Bedtime and Nap Routines


When we opened up voting on our Facebook page for our next big blog, we were a bit (pleasantly) surprised to see Pre Sleep Routines emerge as the winner! Pre Sleep Routines are a hugely important element of successful sleep improvements and training but we find in consults, it’s often a topic parents want to spend little time talking about. So, nicely done Facebook voters – you picked a great blog subject!

What is a Pre Sleep Routine and Why Do It?

In a nutshell, it’s a predictable series of steps with the purpose of (1) cuing your baby that it’s going to be time for sleep and (2) giving your baby some wind down time to transition into the soothing tools he’ll need to fall asleep (namely slowing breathing and body movements, and perhaps some other self soothing techniques like sucking thumb or pacifier, holding a lovey (older babies), etc). Pre Sleep Routines should be done before naps and before bedtime as well.

A recent study of over 10,000 children around-the-world found that children who have a regular bedtime routine have an earlier bedtime, fall asleep faster, and parents report that they sleep better compared with children who don’t have a routine (Mindell and Colleagues, 2015). Babies and toddlers do well with routines and predictability. Bedtime routines in particular will help your baby or toddler understand what you would like to have happen next… sleep! We aren’t suggesting you be inflexible or rigid each night or that you can’t have “off” nights from time to time, but as a general rule and ESPECIALLY if you are going to be starting some some sleep training, regularity and a predictable bedtime routine is key.


Age to Begin:

Start early! Around the onset of social smiling and reduction in nighttime BMs, comes an earlier drift in bedtime and a more predictable long stretch of sleep in the beginning of the night. This change often begins between the 7th and 9th week (from due date) and is the time to start your baby’s bedtime routine. As your baby’s bedtime drifts earlier and becomes more predictable during the first three months of life, you can use your pre sleep cues to help drive this change.

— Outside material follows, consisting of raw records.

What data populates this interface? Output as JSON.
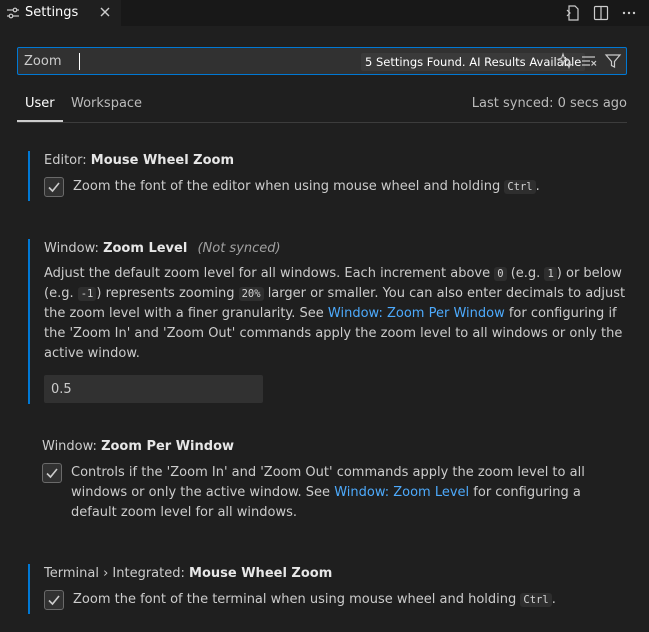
{
  "tab": {
    "title": "Settings"
  },
  "search": {
    "value": "Zoom",
    "results": "5 Settings Found. AI Results Available"
  },
  "scope": {
    "user": "User",
    "workspace": "Workspace",
    "last_synced": "Last synced: 0 secs ago"
  },
  "settings": [
    {
      "category": "Editor:",
      "name": "Mouse Wheel Zoom",
      "checked": true,
      "desc_pre": "Zoom the font of the editor when using mouse wheel and holding ",
      "desc_code": "Ctrl",
      "desc_post": "."
    },
    {
      "category": "Window:",
      "name": "Zoom Level",
      "not_synced": "(Not synced)",
      "line1_a": "Adjust the default zoom level for all windows. Each increment above ",
      "code0": "0",
      "line1_b": " (e.g. ",
      "code1": "1",
      "line1_c": ") or below",
      "line2_a": "(e.g. ",
      "code_neg1": "-1",
      "line2_b": ") represents zooming ",
      "code20": "20%",
      "line2_c": " larger or smaller. You can also enter decimals to adjust",
      "line3_a": "the zoom level with a finer granularity. See ",
      "link": "Window: Zoom Per Window",
      "line3_b": " for configuring if",
      "line4": "the 'Zoom In' and 'Zoom Out' commands apply the zoom level to all windows or only the",
      "line5": "active window.",
      "value": "0.5"
    },
    {
      "category": "Window:",
      "name": "Zoom Per Window",
      "checked": true,
      "line1": "Controls if the 'Zoom In' and 'Zoom Out' commands apply the zoom level to all",
      "line2_a": "windows or only the active window. See ",
      "link": "Window: Zoom Level",
      "line2_b": " for configuring a",
      "line3": "default zoom level for all windows."
    },
    {
      "category": "Terminal › Integrated:",
      "name": "Mouse Wheel Zoom",
      "checked": true,
      "desc_pre": "Zoom the font of the terminal when using mouse wheel and holding ",
      "desc_code": "Ctrl",
      "desc_post": "."
    }
  ],
  "colors": {
    "accent": "#0078d4",
    "link": "#4daafc",
    "background": "#1f1f1f"
  }
}
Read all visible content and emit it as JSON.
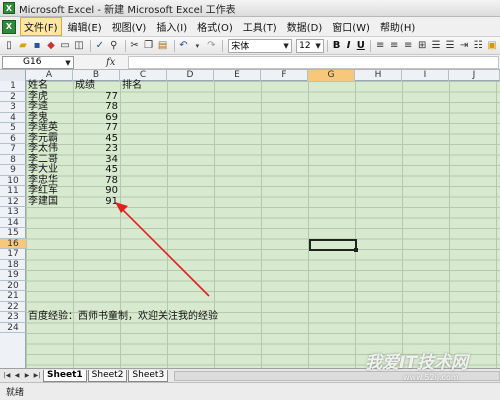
{
  "window": {
    "title": "Microsoft Excel - 新建 Microsoft Excel 工作表",
    "app_icon": "X"
  },
  "menu": {
    "icon": "X",
    "items": [
      "文件(F)",
      "编辑(E)",
      "视图(V)",
      "插入(I)",
      "格式(O)",
      "工具(T)",
      "数据(D)",
      "窗口(W)",
      "帮助(H)"
    ],
    "active_index": 0
  },
  "toolbar": {
    "font_name": "宋体",
    "font_size": "12",
    "bold_label": "B",
    "italic_label": "I",
    "underline_label": "U"
  },
  "formula_bar": {
    "name_box": "G16",
    "fx_label": "fx",
    "formula": ""
  },
  "grid": {
    "columns": [
      "A",
      "B",
      "C",
      "D",
      "E",
      "F",
      "G",
      "H",
      "I",
      "J"
    ],
    "selected_column": "G",
    "rows": [
      "1",
      "2",
      "3",
      "4",
      "5",
      "6",
      "7",
      "8",
      "9",
      "10",
      "11",
      "12",
      "13",
      "14",
      "15",
      "16",
      "17",
      "18",
      "19",
      "20",
      "21",
      "22",
      "23",
      "24"
    ],
    "selected_row": "16",
    "headers": {
      "a1": "姓名",
      "b1": "成绩",
      "c1": "排名"
    },
    "data_rows": [
      {
        "name": "李虎",
        "score": "77"
      },
      {
        "name": "李逵",
        "score": "78"
      },
      {
        "name": "李鬼",
        "score": "69"
      },
      {
        "name": "李莲英",
        "score": "77"
      },
      {
        "name": "李元霸",
        "score": "45"
      },
      {
        "name": "李太伟",
        "score": "23"
      },
      {
        "name": "李二哥",
        "score": "34"
      },
      {
        "name": "李大业",
        "score": "45"
      },
      {
        "name": "李忠华",
        "score": "78"
      },
      {
        "name": "李红军",
        "score": "90"
      },
      {
        "name": "李建国",
        "score": "91"
      }
    ],
    "footer_text": "百度经验：西师书童制，欢迎关注我的经验",
    "background_color": "#d7e9cf"
  },
  "sheets": {
    "tabs": [
      "Sheet1",
      "Sheet2",
      "Sheet3"
    ],
    "active_index": 0
  },
  "status": {
    "text": "就绪"
  },
  "watermark": {
    "text": "我爱IT技术网",
    "url": "www.52ij.com"
  },
  "annotation": {
    "arrow_color": "#e0201e"
  }
}
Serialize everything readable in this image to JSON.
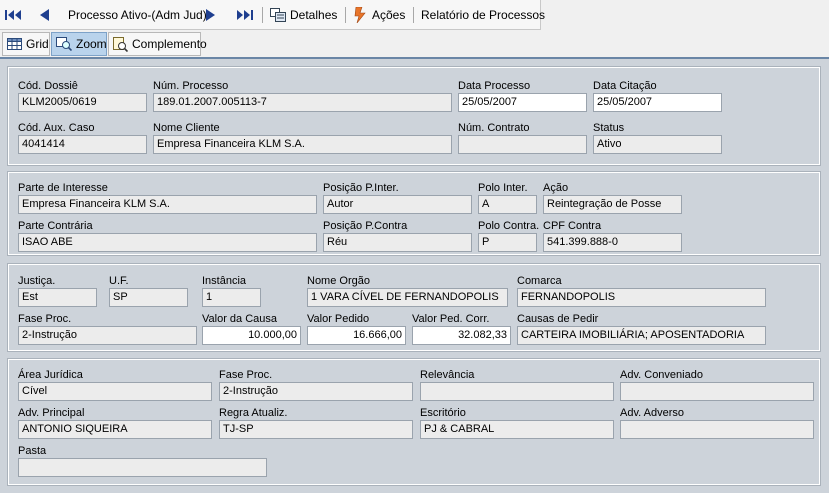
{
  "toolbar": {
    "process_label": "Processo Ativo-(Adm Jud)",
    "details_label": "Detalhes",
    "actions_label": "Ações",
    "report_label": "Relatório de Processos"
  },
  "tabs": [
    {
      "label": "Grid"
    },
    {
      "label": "Zoom"
    },
    {
      "label": "Complemento"
    }
  ],
  "section1": {
    "cod_dossie": {
      "label": "Cód. Dossiê",
      "value": "KLM2005/0619"
    },
    "num_processo": {
      "label": "Núm. Processo",
      "value": "189.01.2007.005113-7"
    },
    "data_processo": {
      "label": "Data Processo",
      "value": "25/05/2007"
    },
    "data_citacao": {
      "label": "Data Citação",
      "value": "25/05/2007"
    },
    "cod_aux_caso": {
      "label": "Cód. Aux. Caso",
      "value": "4041414"
    },
    "nome_cliente": {
      "label": "Nome Cliente",
      "value": "Empresa Financeira KLM S.A."
    },
    "num_contrato": {
      "label": "Núm. Contrato",
      "value": ""
    },
    "status": {
      "label": "Status",
      "value": "Ativo"
    }
  },
  "section2": {
    "parte_interesse": {
      "label": "Parte de Interesse",
      "value": "Empresa Financeira KLM S.A."
    },
    "posicao_inter": {
      "label": "Posição P.Inter.",
      "value": "Autor"
    },
    "polo_inter": {
      "label": "Polo Inter.",
      "value": "A"
    },
    "acao": {
      "label": "Ação",
      "value": "Reintegração de Posse"
    },
    "parte_contraria": {
      "label": "Parte Contrária",
      "value": "ISAO ABE"
    },
    "posicao_contra": {
      "label": "Posição P.Contra",
      "value": "Réu"
    },
    "polo_contra": {
      "label": "Polo Contra.",
      "value": "P"
    },
    "cpf_contra": {
      "label": "CPF Contra",
      "value": "541.399.888-0"
    }
  },
  "section3": {
    "justica": {
      "label": "Justiça.",
      "value": "Est"
    },
    "uf": {
      "label": "U.F.",
      "value": "SP"
    },
    "instancia": {
      "label": "Instância",
      "value": "1"
    },
    "nome_orgao": {
      "label": "Nome Orgão",
      "value": "1 VARA CÍVEL DE FERNANDOPOLIS"
    },
    "comarca": {
      "label": "Comarca",
      "value": "FERNANDOPOLIS"
    },
    "fase_proc": {
      "label": "Fase Proc.",
      "value": "2-Instrução"
    },
    "valor_causa": {
      "label": "Valor da Causa",
      "value": "10.000,00"
    },
    "valor_pedido": {
      "label": "Valor Pedido",
      "value": "16.666,00"
    },
    "valor_ped_corr": {
      "label": "Valor Ped. Corr.",
      "value": "32.082,33"
    },
    "causas_pedir": {
      "label": "Causas de Pedir",
      "value": "CARTEIRA IMOBILIÁRIA; APOSENTADORIA"
    }
  },
  "section4": {
    "area_juridica": {
      "label": "Área Jurídica",
      "value": "Cível"
    },
    "fase_proc": {
      "label": "Fase Proc.",
      "value": "2-Instrução"
    },
    "relevancia": {
      "label": "Relevância",
      "value": ""
    },
    "adv_conveniado": {
      "label": "Adv. Conveniado",
      "value": ""
    },
    "adv_principal": {
      "label": "Adv. Principal",
      "value": "ANTONIO SIQUEIRA"
    },
    "regra_atualiz": {
      "label": "Regra Atualiz.",
      "value": "TJ-SP"
    },
    "escritorio": {
      "label": "Escritório",
      "value": "PJ & CABRAL"
    },
    "adv_adverso": {
      "label": "Adv. Adverso",
      "value": ""
    },
    "pasta": {
      "label": "Pasta",
      "value": ""
    }
  }
}
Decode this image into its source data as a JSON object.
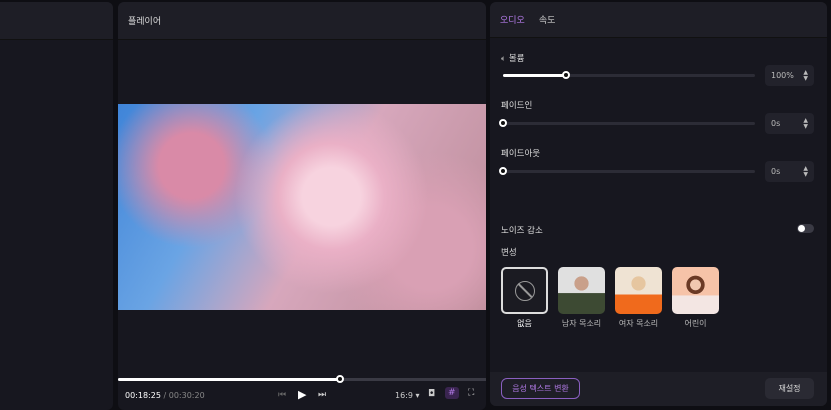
{
  "player": {
    "title": "플레이어",
    "current_time": "00:18:25",
    "total_time": "00:30:20",
    "separator": "/",
    "progress": 0.602,
    "aspect_ratio": "16:9"
  },
  "right": {
    "tabs": [
      {
        "label": "오디오",
        "active": true
      },
      {
        "label": "속도",
        "active": false
      }
    ],
    "volume": {
      "label": "볼륨",
      "value": "100%",
      "fraction": 0.25
    },
    "fade_in": {
      "label": "페이드인",
      "value": "0s",
      "fraction": 0
    },
    "fade_out": {
      "label": "페이드아웃",
      "value": "0s",
      "fraction": 0
    },
    "noise_reduction": {
      "label": "노이즈 감소",
      "enabled": false
    },
    "voice_change": {
      "label": "변성",
      "options": [
        {
          "label": "없음",
          "selected": true
        },
        {
          "label": "남자 목소리"
        },
        {
          "label": "여자 목소리"
        },
        {
          "label": "어린이"
        }
      ]
    },
    "tts_button": "음성 텍스트 변환",
    "reset_button": "재설정"
  },
  "colors": {
    "accent": "#b37be8"
  }
}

Naps at this young age are likely still too unpredictable for a regular pre sleep routine, so you’ll start with bedtime first and do the best you can with some pre sleep cues during the day. As each nap develops with more predictability (see our age by stage sleep expectations chart) you can add more structured pre sleep routines before each daytime sleep episode.

Evening Routine vs Bedtime Routine

People often mistake their evening routine for their bedtime routine and then get bogged down by its length. Predictability IS a good idea with babies and especially toddlers so having a general flow to your evening may be helpful. Maybe your child eats dinner, has a bath and some quiet play or activities before a last feeding, brushing teeth and songs or stories. We would consider the dinner, bath and quiet play to be your evening routine, rather than bedtime routine. Evening routines may vary a bit. If your baby has a diaper blow out or your toddler splashes in a mud puddle or gets filthy in the garden like our kids do, bath time might come early on any given night! During the evening routine you may Skype with a grandparent, have an impromptu visit from a neighbor, or a school activity for an older child. In other words – the evening routine, although regular, may vary a little night to night and that’s okay! The pre sleep routine, on the other hand, is more sacred. It usually lasts about 15 – 30 minutes at night, and 5-15 minutes during the day. We prefer you prioritize this time and ignore the doorbell, phone, etc as much as possible.